───── Provided material ─────

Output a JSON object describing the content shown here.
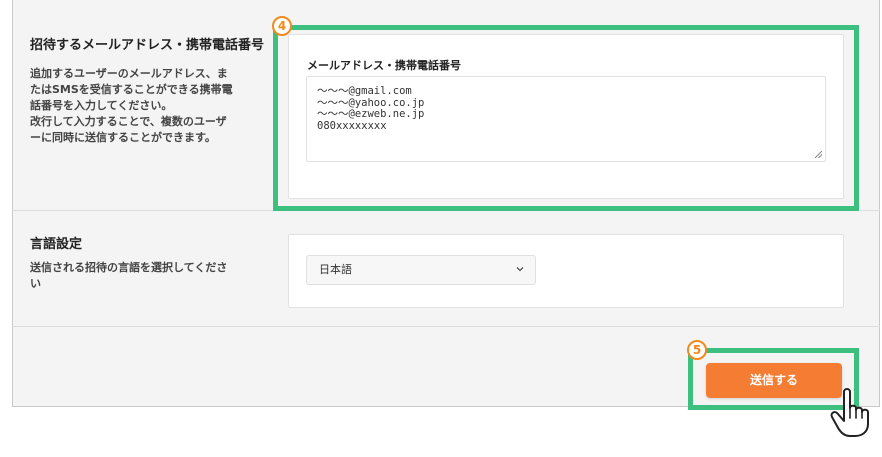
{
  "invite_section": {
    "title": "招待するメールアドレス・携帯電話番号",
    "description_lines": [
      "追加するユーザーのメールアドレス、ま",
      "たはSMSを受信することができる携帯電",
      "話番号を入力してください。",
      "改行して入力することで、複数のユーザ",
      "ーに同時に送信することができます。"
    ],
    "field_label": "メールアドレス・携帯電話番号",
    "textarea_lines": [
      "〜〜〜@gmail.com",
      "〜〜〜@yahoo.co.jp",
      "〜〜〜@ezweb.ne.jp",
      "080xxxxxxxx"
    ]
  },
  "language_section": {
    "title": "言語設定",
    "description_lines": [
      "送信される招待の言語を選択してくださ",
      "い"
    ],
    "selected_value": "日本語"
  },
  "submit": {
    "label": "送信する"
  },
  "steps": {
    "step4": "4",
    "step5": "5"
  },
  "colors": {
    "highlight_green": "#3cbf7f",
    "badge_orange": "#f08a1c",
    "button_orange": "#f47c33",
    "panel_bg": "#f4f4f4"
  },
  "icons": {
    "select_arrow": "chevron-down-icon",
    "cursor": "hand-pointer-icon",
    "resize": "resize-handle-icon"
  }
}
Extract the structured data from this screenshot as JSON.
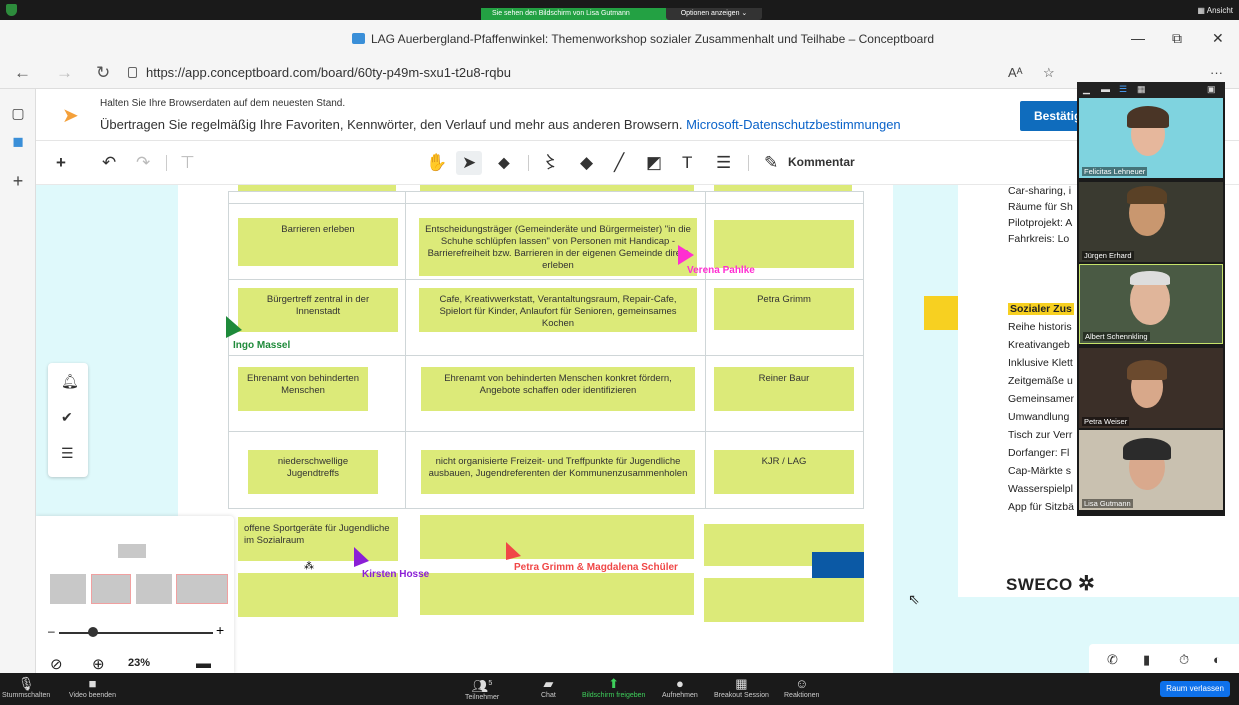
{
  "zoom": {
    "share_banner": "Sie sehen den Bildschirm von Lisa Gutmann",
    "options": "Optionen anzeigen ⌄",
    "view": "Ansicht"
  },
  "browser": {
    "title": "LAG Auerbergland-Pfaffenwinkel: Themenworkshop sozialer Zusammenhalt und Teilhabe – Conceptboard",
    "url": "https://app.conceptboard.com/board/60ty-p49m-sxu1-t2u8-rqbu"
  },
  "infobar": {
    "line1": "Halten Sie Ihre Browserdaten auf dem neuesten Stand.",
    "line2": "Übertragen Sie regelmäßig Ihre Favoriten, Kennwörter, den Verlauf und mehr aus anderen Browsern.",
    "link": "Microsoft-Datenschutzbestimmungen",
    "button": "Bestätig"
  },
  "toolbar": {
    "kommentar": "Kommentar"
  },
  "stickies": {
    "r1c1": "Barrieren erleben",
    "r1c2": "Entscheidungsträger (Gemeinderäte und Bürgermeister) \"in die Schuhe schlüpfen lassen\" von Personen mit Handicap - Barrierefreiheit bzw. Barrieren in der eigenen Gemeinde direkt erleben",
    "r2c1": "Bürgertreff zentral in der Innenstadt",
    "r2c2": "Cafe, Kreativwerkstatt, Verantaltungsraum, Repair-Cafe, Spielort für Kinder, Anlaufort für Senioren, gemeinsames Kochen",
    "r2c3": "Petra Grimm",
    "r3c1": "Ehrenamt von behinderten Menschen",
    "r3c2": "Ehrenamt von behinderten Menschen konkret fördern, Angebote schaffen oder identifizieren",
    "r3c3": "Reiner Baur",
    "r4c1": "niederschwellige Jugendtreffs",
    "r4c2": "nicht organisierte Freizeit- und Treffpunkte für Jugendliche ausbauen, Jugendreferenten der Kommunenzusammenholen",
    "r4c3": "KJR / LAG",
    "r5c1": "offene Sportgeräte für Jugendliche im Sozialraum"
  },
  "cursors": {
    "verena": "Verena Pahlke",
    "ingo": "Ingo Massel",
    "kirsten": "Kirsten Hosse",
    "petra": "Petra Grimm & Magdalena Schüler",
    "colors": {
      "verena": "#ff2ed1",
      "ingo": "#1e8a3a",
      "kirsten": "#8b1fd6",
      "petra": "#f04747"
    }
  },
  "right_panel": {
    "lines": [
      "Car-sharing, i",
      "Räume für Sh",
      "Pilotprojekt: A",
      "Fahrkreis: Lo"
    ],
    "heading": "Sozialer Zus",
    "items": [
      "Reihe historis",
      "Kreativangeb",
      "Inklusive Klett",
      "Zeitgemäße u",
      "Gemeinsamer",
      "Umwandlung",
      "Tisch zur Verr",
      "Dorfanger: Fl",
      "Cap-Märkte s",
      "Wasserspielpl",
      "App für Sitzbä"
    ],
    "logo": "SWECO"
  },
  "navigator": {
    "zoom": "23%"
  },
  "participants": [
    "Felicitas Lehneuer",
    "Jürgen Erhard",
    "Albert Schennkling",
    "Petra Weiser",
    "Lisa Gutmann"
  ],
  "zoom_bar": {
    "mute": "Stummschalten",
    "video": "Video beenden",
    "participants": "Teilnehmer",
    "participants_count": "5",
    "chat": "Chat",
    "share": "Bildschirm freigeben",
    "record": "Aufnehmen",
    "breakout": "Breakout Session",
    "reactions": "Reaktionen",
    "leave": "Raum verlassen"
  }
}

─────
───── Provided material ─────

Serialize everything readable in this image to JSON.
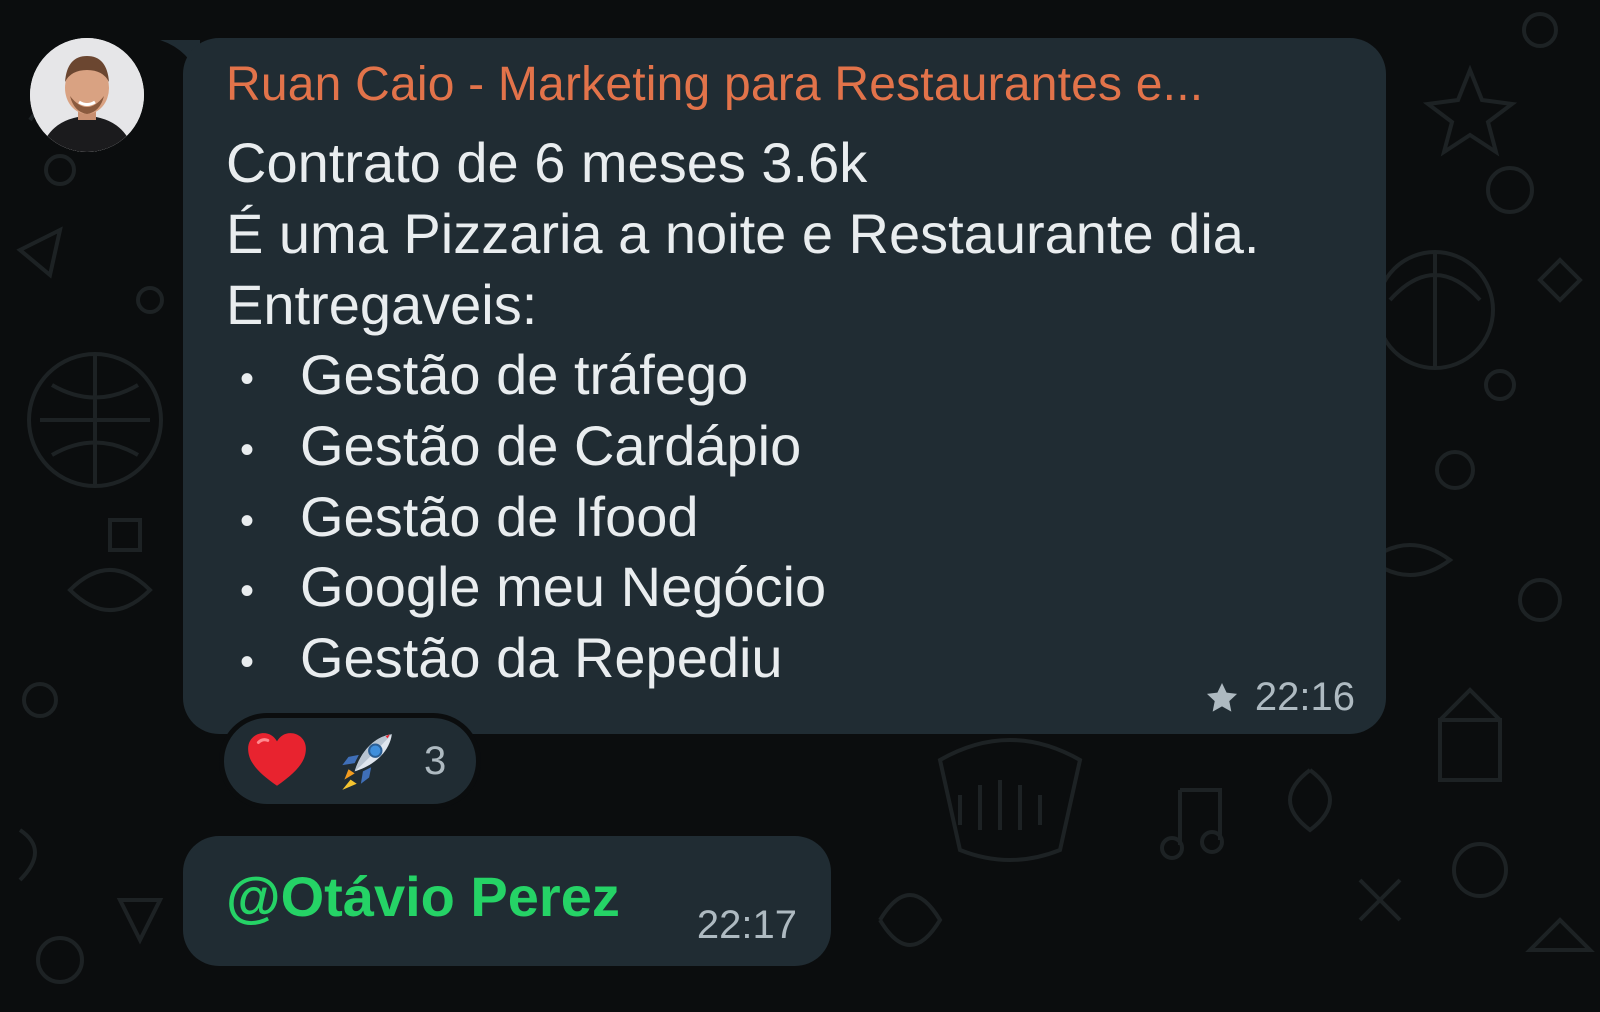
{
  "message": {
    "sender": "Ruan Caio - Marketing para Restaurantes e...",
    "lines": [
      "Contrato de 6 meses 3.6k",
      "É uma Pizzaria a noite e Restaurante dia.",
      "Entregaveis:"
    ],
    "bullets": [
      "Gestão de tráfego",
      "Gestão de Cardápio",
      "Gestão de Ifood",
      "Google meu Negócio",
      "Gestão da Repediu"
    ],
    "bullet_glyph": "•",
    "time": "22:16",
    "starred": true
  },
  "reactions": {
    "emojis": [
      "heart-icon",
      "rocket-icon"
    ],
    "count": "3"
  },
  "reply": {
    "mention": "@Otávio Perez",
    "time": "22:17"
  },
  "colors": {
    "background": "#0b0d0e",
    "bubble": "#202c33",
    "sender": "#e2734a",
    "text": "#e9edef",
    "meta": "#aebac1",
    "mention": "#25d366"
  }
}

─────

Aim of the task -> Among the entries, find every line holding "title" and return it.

Written reply ->
    "title": "招待するメールアドレス・携帯電話番号",
    "title": "言語設定",
    "title": "LAG Auerbergland-Pfaffenwinkel: Themenworkshop sozialer Zusammenhalt und Teilhabe – Conceptboard",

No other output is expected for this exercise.